One of the many things that Baby Driver did was make me love fall in love with Kevin Spacey all over again. Obviously I've never doubted his talents, but I never chimed with House Of Cards, and none of roles since the turn of the millennium have stood out to me. That changed with Baby Driver, as he flips from villain to father figure in an instant, and the film is immediately richer for him doing so. It was the kind of turn that we've seen from Kevin Spacey before, most notably in the modern classic The Usual Suspects. Kevin Spacey's performance as Verbal Kint/that other person was deemed so revelatory that it won him the Best Supporting Actor Oscar, too. It's probably about time you reminded yourself why.
Everything about Drive is just cool. From its swish and pulsating soundtrack, to Nicolas Winding Refn's virtuoso direction as he paints a hypnotic portrait of Los Angeles, all the way through to Ryan Gosling's mesmerizing performance as yet another unnamed driver. Like Edgar Wright, Nicolas Winding Refn was influenced by Walter Hill's The Driver. But both filmmakers use this premise purely as a starting point, and then build their own distinctive worlds and films around it. If Edgar Wright's Baby Driver is the energetic younger brother, then Nicolas Winding Refn's Drive is the cooler, suaver eldest that you immediately recognize as cool.

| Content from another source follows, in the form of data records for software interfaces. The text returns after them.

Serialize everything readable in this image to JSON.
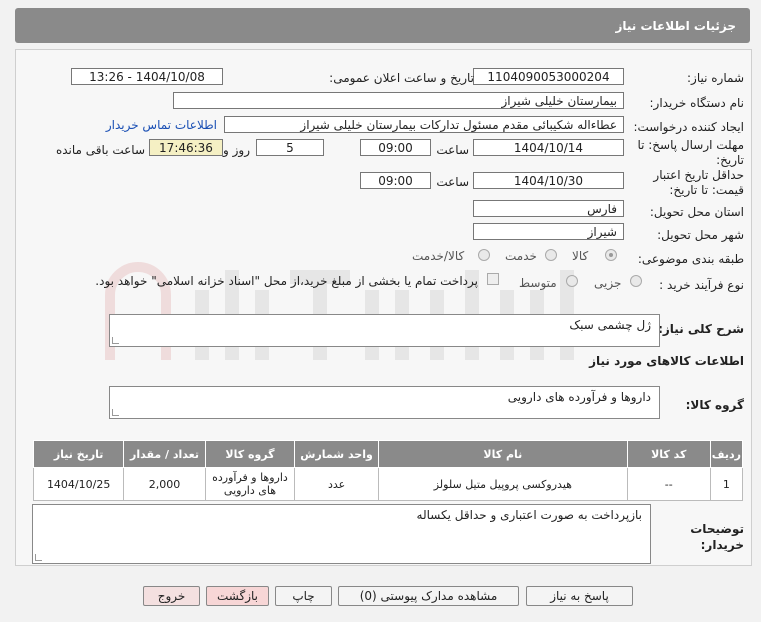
{
  "header": {
    "title": "جزئیات اطلاعات نیاز"
  },
  "fields": {
    "need_number_label": "شماره نیاز:",
    "need_number": "1104090053000204",
    "announce_label": "تاریخ و ساعت اعلان عمومی:",
    "announce_value": "1404/10/08 - 13:26",
    "buyer_org_label": "نام دستگاه خریدار:",
    "buyer_org": "بیمارستان خلیلی شیراز",
    "creator_label": "ایجاد کننده درخواست:",
    "creator": "عطاءاله شکیبائی مقدم مسئول تدارکات  بیمارستان خلیلی شیراز",
    "contact_link": "اطلاعات تماس خریدار",
    "deadline_label": "مهلت ارسال پاسخ: تا تاریخ:",
    "deadline_date": "1404/10/14",
    "time_label": "ساعت",
    "deadline_time": "09:00",
    "days_value": "5",
    "days_and": "روز و",
    "remaining_time": "17:46:36",
    "remaining_label": "ساعت باقی مانده",
    "validity_label": "حداقل تاریخ اعتبار قیمت: تا تاریخ:",
    "validity_date": "1404/10/30",
    "validity_time": "09:00",
    "province_label": "استان محل تحویل:",
    "province": "فارس",
    "city_label": "شهر محل تحویل:",
    "city": "شیراز",
    "category_label": "طبقه بندی موضوعی:",
    "category_options": [
      "کالا",
      "خدمت",
      "کالا/خدمت"
    ],
    "process_label": "نوع فرآیند خرید :",
    "process_options": [
      "جزیی",
      "متوسط"
    ],
    "payment_note": "پرداخت تمام یا بخشی از مبلغ خرید،از محل \"اسناد خزانه اسلامی\" خواهد بود."
  },
  "summary": {
    "label": "شرح کلی نیاز:",
    "value": "ژل چشمی سبک"
  },
  "goods": {
    "section_title": "اطلاعات کالاهای مورد نیاز",
    "group_label": "گروه کالا:",
    "group_value": "داروها و فرآورده های دارویی"
  },
  "table": {
    "headers": [
      "ردیف",
      "کد کالا",
      "نام کالا",
      "واحد شمارش",
      "گروه کالا",
      "تعداد / مقدار",
      "تاریخ نیاز"
    ],
    "rows": [
      [
        "1",
        "--",
        "هیدروکسی پروپیل متیل سلولز",
        "عدد",
        "داروها و فرآورده های دارویی",
        "2,000",
        "1404/10/25"
      ]
    ]
  },
  "notes": {
    "label": "توضیحات خریدار:",
    "value": "بازپرداخت به صورت اعتباری و حداقل یکساله"
  },
  "buttons": {
    "reply": "پاسخ به نیاز",
    "docs": "مشاهده مدارک پیوستی (0)",
    "print": "چاپ",
    "back": "بازگشت",
    "exit": "خروج"
  },
  "colors": {
    "header_bg": "#8a8a8a",
    "link": "#1a4fb4",
    "highlight": "#f5f0c4"
  }
}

The Italian Job
Every single British person can immediately recite The Italian Job from their birth. It's just indoctrinated into us. So it was inevitable that Edgar Wright would in some way be influenced by the 1969 caper heist film, which revolves around Michael Caine's Charlie Croker trying to steal $4 million dollars from the center of Turin before escaping to Switzerland. As part of this, Croker and his team partake in one of the coolest car chases in cinema history, which sees them darting around the Italian city in three minis. While The Italian Job has the Mona Lisa of endings, too, it is also just an out and out hoot.

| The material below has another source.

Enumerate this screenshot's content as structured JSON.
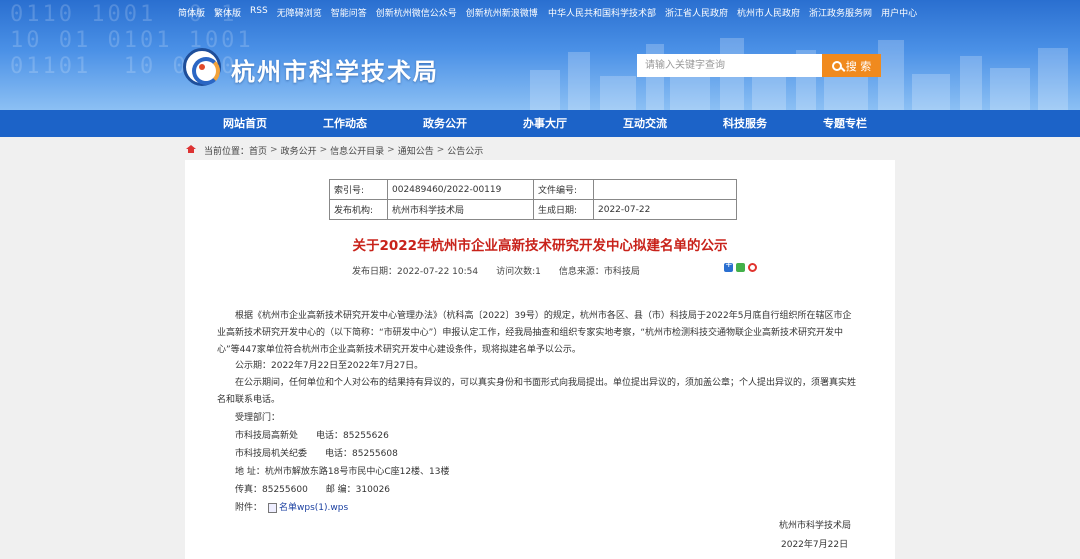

Stanley Kubrick's most underrated film, The Killing, is meticulous, slick, audacious, and thoroughly engrossing. The Killing revolves around a gang of thieves attempting to rob $2 million from the money-counting room inside a racetrack, and Stanley Kubrick makes sure that we see every step of the way. It all ticks along to the dulcet tones of Art Gilmore's omnipresent narrator, who keeps us up to date with every minute and second of the crime. With The Killing, Stanley Kubrick took a recognized genre/story and flipped it on its head, in the process creating one of the most original and captivating crime films ever released. Much like Edgar Wright has now done with Baby Driver.